**ABOUT THIS EXERCISE**
Without skipping anything, write out each record below exactly.

**RECORDS PROVIDED**
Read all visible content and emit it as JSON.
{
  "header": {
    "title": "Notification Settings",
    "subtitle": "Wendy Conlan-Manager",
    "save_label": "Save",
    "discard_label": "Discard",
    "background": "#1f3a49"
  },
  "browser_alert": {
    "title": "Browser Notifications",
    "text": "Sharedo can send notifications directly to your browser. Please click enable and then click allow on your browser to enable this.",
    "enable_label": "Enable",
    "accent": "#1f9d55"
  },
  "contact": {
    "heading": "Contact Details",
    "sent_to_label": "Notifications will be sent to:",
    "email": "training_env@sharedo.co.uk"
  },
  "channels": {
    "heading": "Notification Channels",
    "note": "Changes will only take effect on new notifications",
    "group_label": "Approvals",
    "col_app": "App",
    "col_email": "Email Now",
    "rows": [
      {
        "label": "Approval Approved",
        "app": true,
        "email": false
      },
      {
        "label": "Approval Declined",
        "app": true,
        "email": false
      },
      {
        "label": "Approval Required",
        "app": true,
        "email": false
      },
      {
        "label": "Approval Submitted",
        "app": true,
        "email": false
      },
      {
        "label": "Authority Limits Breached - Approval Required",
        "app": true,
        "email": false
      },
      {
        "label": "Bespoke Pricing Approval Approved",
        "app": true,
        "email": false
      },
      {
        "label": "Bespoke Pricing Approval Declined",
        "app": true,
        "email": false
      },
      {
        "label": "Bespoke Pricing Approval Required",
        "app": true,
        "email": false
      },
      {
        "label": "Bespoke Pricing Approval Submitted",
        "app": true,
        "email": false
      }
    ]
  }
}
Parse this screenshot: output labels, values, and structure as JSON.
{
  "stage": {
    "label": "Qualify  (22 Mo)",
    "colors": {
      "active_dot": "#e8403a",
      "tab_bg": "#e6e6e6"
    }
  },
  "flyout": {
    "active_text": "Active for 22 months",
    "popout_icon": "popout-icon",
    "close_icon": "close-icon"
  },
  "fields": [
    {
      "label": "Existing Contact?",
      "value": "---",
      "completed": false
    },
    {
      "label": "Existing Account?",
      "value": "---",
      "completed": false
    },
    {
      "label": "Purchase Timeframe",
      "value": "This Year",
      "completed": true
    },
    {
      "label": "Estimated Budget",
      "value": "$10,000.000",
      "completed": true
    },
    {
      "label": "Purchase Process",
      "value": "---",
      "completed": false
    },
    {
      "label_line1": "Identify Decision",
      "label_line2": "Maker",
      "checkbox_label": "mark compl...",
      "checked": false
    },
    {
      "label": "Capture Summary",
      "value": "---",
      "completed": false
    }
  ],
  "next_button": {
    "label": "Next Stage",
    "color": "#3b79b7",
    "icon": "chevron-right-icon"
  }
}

**ANSWER SECTION**
Read all visible content and emit it as JSON.
{
  "header": {
    "title": "Notification Settings",
    "subtitle": "Wendy Conlan-Manager",
    "save_label": "Save",
    "discard_label": "Discard",
    "background": "#1f3a49"
  },
  "browser_alert": {
    "title": "Browser Notifications",
    "text": "Sharedo can send notifications directly to your browser. Please click enable and then click allow on your browser to enable this.",
    "enable_label": "Enable",
    "accent": "#1f9d55"
  },
  "contact": {
    "heading": "Contact Details",
    "sent_to_label": "Notifications will be sent to:",
    "email": "training_env@sharedo.co.uk"
  },
  "channels": {
    "heading": "Notification Channels",
    "note": "Changes will only take effect on new notifications",
    "group_label": "Approvals",
    "col_app": "App",
    "col_email": "Email Now",
    "rows": [
      {
        "label": "Approval Approved",
        "app": true,
        "email": false
      },
      {
        "label": "Approval Declined",
        "app": true,
        "email": false
      },
      {
        "label": "Approval Required",
        "app": true,
        "email": false
      },
      {
        "label": "Approval Submitted",
        "app": true,
        "email": false
      },
      {
        "label": "Authority Limits Breached - Approval Required",
        "app": true,
        "email": false
      },
      {
        "label": "Bespoke Pricing Approval Approved",
        "app": true,
        "email": false
      },
      {
        "label": "Bespoke Pricing Approval Declined",
        "app": true,
        "email": false
      },
      {
        "label": "Bespoke Pricing Approval Required",
        "app": true,
        "email": false
      },
      {
        "label": "Bespoke Pricing Approval Submitted",
        "app": true,
        "email": false
      }
    ]
  }
}
Parse this screenshot: output labels, values, and structure as JSON.
{
  "stage": {
    "label": "Qualify  (22 Mo)",
    "colors": {
      "active_dot": "#e8403a",
      "tab_bg": "#e6e6e6"
    }
  },
  "flyout": {
    "active_text": "Active for 22 months",
    "popout_icon": "popout-icon",
    "close_icon": "close-icon"
  },
  "fields": [
    {
      "label": "Existing Contact?",
      "value": "---",
      "completed": false
    },
    {
      "label": "Existing Account?",
      "value": "---",
      "completed": false
    },
    {
      "label": "Purchase Timeframe",
      "value": "This Year",
      "completed": true
    },
    {
      "label": "Estimated Budget",
      "value": "$10,000.000",
      "completed": true
    },
    {
      "label": "Purchase Process",
      "value": "---",
      "completed": false
    },
    {
      "label_line1": "Identify Decision",
      "label_line2": "Maker",
      "checkbox_label": "mark compl...",
      "checked": false
    },
    {
      "label": "Capture Summary",
      "value": "---",
      "completed": false
    }
  ],
  "next_button": {
    "label": "Next Stage",
    "color": "#3b79b7",
    "icon": "chevron-right-icon"
  }
}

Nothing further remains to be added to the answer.